From William Lovering
George Town June 16th 1802
Mr. Briesler the late Presidant’s Steward, some time in October 1800 desired I would get a Mangle made for Callendering of Linen, the Smiths Work to complete it. I could not get done time enough, to deliver it before The Family left the City, Mr. Briesler desired me when it was done to apply to Mr Claxton, and that he would speak to Mr Claxton himself to receive it
I applied to Mr. Claxton some time since he told me he had nothing to do with it, under those Circumstances. I hope you will excuse me in taking the liberty of informing you, the Scetch of the apparatus is Anexed. It saves Labor and Tireing and makes Linen look considerable Better than Ironing, and is made Use of in General by Large Family’s in Europe. If the Servants are unaquainted in Useing it, I Can instruct them, if you think proper to have it.
I am Sir your Obt. Hble Servt
Scale of ½ Inch to a foot.
A. The frame of the Mangle
B. A Loaded Box—
C. Roolers to rool the linen on
D. Rooler that works the loaded Box.
E. Rope that works the Box.
RC (ViW); with drawing and description of mangle on verso of address sheet; addressed: “His Excellency Thomas Jefferson Esqr. Presidant of the United States”; endorsed by TJ as received 17 June and so recorded in SJL.
William Lovering, formerly of London, worked in Washington, Georgetown, and Alexandria as an architect, surveyor, and builder. In 1796 he supplied Robert Morris and John Nicholson with plans for the construction of 20 houses along the Square at South Capitol Street. By 1809, he relocated to Philadelphia, where he planned to teach architecture and carpentry (Alexandria Advertiser, 9 Oct. 1797; Alexandria Daily Advertiser, 11 Aug. 1804; Poulson’s American Daily Advertiser, 26 Aug. 1809; Bryan, National Capital description begins Wilhelmus B. Bryan, A History of the National Capital from Its Foundation through the Period of the Adoption of the Organic Act, New York, 1914–16, 2 vols. description ends , 1:278–9).
John BRIESLER served as steward in the Adams family for nearly twenty years and managed their households in Massachusetts, England, and France, as well as the President’s House in Washington (Seale, The President’s House description begins William Seale, The President’s House, Washington, D.C., 1986, 2 vols. description ends , 1:83).
MANGLE: a large box device filled with stones and attached to a wooden frame, this laundry invention was widely used in sixteenth-century Holland, Denmark, and Germany, and was later modi?ed and adopted in the United States.
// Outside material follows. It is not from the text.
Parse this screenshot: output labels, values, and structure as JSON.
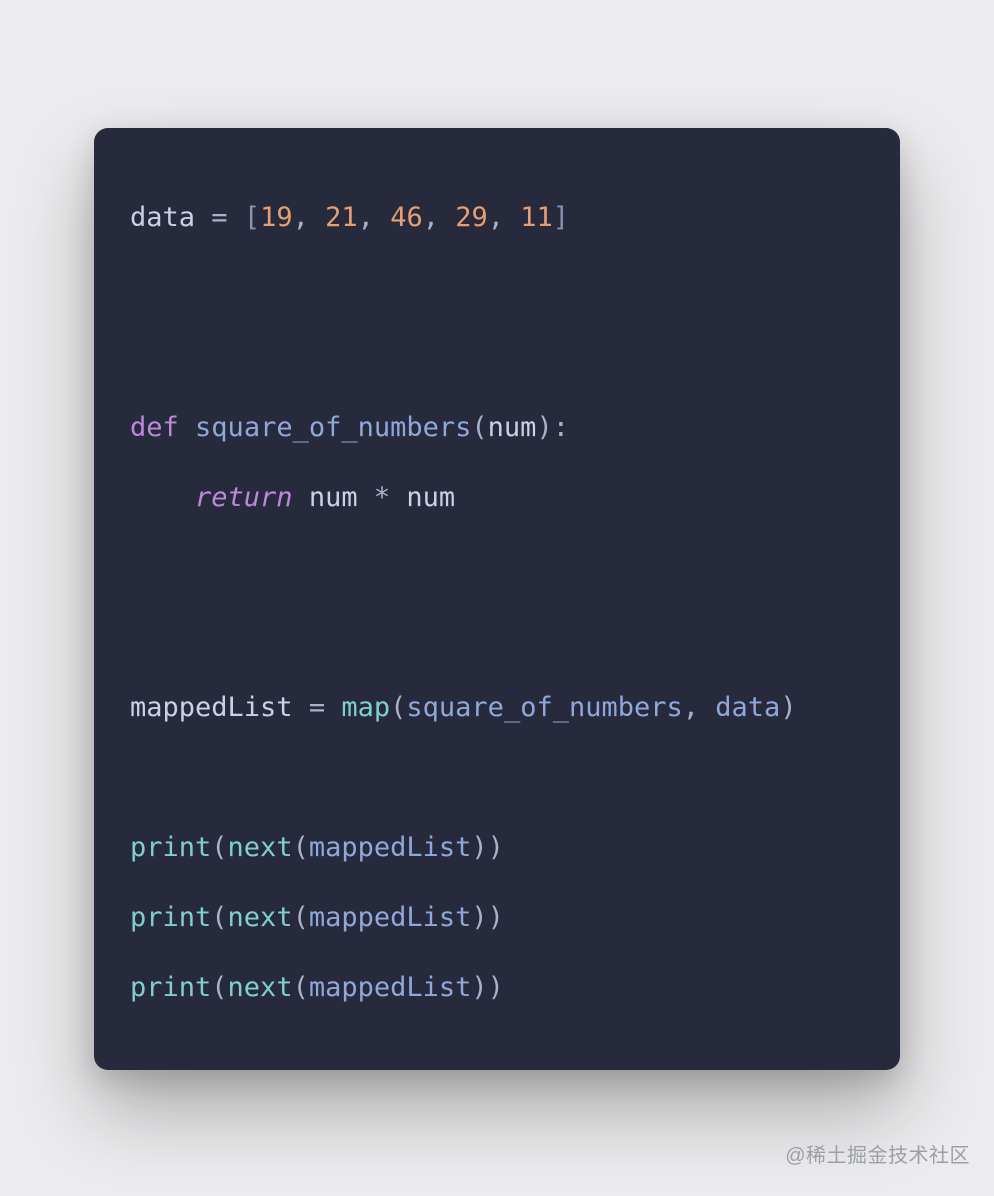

A launderer wrapped clean, damp linen around wooden rollers placed under the box and used a crank handle or strap to move the box trundle forward and back over the rollers, producing a high standard of pressed linen (OED description begins J. A. Simpson and E. S. C. Weiner, eds., The Oxford English Dictionary, Oxford, 1989, 20 vols. description ends ; Ian McNeil, ed., An Encyclopaedia of the History of Technology [New York, 2002], 932).